The Second World War spawned a host of special forces units. Germany had the Brandenburg Division, fighting with Rommel’s Afrika Korps. All were created to survive and fight in extreme environments (deserts, jungles or Arctic mountain conditions). One of the most successful of these formations was the Long-Range Desert Group, or LRDG created by Major Ralph Bagnold, Patrick Clayton and Captain William Shaw.
Ralph Bagnold was a pioneer of desert exploration in the 1930’s. A distinguished geographer and physicist, he completed the first east to west crossing of the Libyan Desert in 1932. His pioneering study of sand deserts (The Physics of Blown Sand Desert Dunes – 1941) is still used today by NASA in studies of the dunes of Mars. His colleague, Patrick Clayton, was a surveyor and map maker, and later became the template for the character of Peter Maddox in the film The English Patient. William Shore, the third pioneer of the LRDG, was a seasoned desert explorer, botanist and archaeologist. All three had learned how to operate and maintain motor vehicles in the desert and particularly how to navigate in desert terrain. All three survived the war.
The unit specialised in deep penetration behind enemy lines, covert reconnaissance and intelligence gathering, guiding other combatants and secret agents across the Libyan Desert. Their most notable raid was on Barce Airport on September 13th, 1942. They maintained continuous surveillance of enemy traffic using the main highway from Tripoli to Benghazi during the buildup to El Alamein.
Men selected to serve in the LRDG had to be highly motivated, self-reliant, physically and mentally tough, trained in radio communication, demolition and vehicle maintenance. Their equipment was specially adapted, consisting of 2-wheel drive vehicles stripped down without windows or doors and fitted with large radiators and wide, low pressure tyres. They also featured sun compasses to offset the effects of iron deposits in the desert, and wireless equipment. Weaponry consisted of a Lewis machine-gun, anti-tank rifles, and carried in one car a Bofor 37mm anti-tank gun. Crew were also equipped with astronomic positioning tables in order to be able to plot star-sights.
The early recruits were largely New Zealanders and Rhodesians. Many found normal army life and discipline tedious and wanted to get into action, to use their own initiative.
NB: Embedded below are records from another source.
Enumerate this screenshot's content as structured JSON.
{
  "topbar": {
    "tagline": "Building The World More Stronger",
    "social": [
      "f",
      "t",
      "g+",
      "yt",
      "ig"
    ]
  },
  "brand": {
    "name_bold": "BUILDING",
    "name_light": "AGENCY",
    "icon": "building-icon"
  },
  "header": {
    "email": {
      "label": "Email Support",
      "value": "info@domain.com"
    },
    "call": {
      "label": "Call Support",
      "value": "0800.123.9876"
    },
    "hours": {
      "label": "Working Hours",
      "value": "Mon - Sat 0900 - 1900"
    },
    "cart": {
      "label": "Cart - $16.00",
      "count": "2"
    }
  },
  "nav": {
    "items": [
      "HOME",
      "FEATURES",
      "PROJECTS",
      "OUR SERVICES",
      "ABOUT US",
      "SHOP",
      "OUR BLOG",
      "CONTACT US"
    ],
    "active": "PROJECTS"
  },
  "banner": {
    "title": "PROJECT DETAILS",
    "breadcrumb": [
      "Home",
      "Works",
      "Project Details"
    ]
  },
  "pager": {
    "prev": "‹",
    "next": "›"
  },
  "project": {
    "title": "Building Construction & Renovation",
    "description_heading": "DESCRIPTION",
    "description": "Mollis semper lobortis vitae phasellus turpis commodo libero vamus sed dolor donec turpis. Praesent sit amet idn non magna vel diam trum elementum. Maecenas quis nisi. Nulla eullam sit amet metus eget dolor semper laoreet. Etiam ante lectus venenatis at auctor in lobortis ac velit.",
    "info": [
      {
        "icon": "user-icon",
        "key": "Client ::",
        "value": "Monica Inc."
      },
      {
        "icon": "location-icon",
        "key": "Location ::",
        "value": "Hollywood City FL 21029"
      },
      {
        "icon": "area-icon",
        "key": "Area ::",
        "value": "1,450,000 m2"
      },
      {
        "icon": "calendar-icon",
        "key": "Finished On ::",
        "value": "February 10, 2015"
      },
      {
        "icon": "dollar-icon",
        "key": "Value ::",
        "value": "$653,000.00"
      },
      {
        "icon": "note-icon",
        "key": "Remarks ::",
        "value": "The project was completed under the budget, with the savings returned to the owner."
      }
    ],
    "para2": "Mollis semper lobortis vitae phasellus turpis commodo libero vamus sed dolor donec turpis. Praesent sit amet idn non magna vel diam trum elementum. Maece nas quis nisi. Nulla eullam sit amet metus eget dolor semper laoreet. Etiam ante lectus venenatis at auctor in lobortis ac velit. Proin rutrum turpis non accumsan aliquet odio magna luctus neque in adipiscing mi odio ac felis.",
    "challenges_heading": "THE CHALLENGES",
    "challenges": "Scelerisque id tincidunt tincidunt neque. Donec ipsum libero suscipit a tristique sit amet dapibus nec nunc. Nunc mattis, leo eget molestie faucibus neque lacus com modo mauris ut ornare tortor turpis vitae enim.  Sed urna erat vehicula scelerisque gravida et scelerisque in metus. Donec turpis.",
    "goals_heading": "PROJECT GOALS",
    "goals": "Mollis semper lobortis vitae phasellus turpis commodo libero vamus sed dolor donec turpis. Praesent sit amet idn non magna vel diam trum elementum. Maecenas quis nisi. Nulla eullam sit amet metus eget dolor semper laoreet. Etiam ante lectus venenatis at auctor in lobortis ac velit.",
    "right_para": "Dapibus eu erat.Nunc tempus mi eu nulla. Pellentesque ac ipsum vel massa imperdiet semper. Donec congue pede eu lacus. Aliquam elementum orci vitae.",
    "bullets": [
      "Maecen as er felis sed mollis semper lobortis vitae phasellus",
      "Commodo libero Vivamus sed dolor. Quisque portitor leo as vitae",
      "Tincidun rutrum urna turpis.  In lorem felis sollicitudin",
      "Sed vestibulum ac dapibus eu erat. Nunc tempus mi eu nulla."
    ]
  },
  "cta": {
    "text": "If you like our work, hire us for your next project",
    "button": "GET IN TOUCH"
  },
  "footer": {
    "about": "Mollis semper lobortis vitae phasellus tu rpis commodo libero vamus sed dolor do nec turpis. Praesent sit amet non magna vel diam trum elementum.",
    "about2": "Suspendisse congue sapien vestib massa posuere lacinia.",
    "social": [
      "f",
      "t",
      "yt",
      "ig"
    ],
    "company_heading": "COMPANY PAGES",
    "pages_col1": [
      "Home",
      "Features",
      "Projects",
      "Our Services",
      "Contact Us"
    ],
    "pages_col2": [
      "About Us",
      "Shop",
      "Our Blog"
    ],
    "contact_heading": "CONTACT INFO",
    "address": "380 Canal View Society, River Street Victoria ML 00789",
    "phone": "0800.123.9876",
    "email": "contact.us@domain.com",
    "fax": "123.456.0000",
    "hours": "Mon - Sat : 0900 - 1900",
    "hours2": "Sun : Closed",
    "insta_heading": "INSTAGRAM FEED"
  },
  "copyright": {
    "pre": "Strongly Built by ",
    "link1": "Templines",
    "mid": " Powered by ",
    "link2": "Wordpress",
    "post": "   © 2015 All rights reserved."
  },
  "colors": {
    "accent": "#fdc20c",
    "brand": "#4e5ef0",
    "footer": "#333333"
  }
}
In May 1943, having seen action in Greece, Italy and the Balkans, the LRDG volunteered for service in the Far East. They were turned down, however, seen as too specialised to suit jungle warfare. In August 1945 they were disbanded, and their role was eventually taken over by the specially trained troops of the SAS.
Terry Jones taught History to adult students taking Foundation courses at a College of Higher Education prior to their entry into full-time degree courses at Warwick and Coventry Universities. Since taking early retirement, he has travelled widely in Eastern Europe, pursuing a life-long interest in 19th and early 20th century European history. He has been a GCSE and “A” level tutor with OOL since 1996.